Dr. René Witte is currently a tenured associate professor within the Department of Computer Science and Software Engineering at Concordia University in Montréal, Canada, where he is heading the Semantic Software Lab. Previously, he worked at Universität Karlsruhe (TH) (now Karlsruhe Institute of Technology, KIT) in Germany within Prof. Dr. Peter C. Lockemann's research group at the Institute for Program Structures and Data Organization (IPD). He also has more than five years of professional work experience in the IT and software industry. Dr. Witte received his Diplom (the German equivalent of a M.Sc.) in Informatics (Computer Science) in 1996 and his "Dr.-Ing." (Doctor of Engineering) in 2002, both from the Faculty of Informatics at Universität Karlsruhe.

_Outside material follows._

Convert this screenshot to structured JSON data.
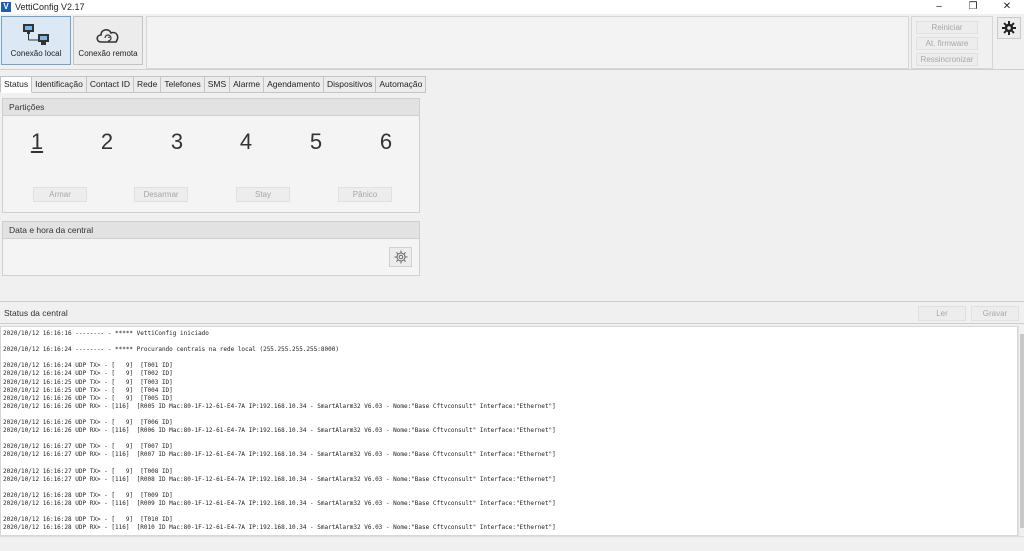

During the last 10 years, he co-authored more than 70 publications and received four best paper&poster awards. His research has been funded by major funding agencies and industry, including NSERC, MITACS, and the DRDC, and spans both national and international cooperations. He has also given invited talks and conference keynote speeches on multiple occasions and is a frequent reviewer for international conferences, workshops, and projects.

Uni Karlsruhe

Current Research Interests

My current research focuses on semantic computing, in particular the development of productive semantic systems and the applications of semantic technologies in different application domains. In particular, I work on topics intersecting the areas of software engineering, natural language processing (NLP) and text mining, semantic desktops, knowledge management, and information systems. A particular emphasis is placed on research and development in close collaboration with domain experts, including diverse application areas such as building engineering, language engineering, biomedical research, software engineering, information system engineering, and social science. Please see the Web page of my Semantic Software Lab for more information.

Related research interests include:

  • Ontologies and the Semantic Web, as well as related research in collaborative information systems, "Web 2.0/3.0", personalization, information retrieval, open linked data, and online communities and networks;
  • Open Science related issues, in particular, open access, open data, and the software engineering challenges for supporting the reproducibility of experiments;
  • Knowledge Representation, particularly the management of uncertain and imprecise information, the topic of my dissertation;
  • Free Software/Open Source related research: their licenses and development models;
  • "Techno-Political" issues, as well as their influences on research, development and deployment of IT systems, including: patents, copyright, DRM (digital rights/restrictions management), privacy, security, surveillance, biometrics, cryptography, and related topics.

Further information is available on: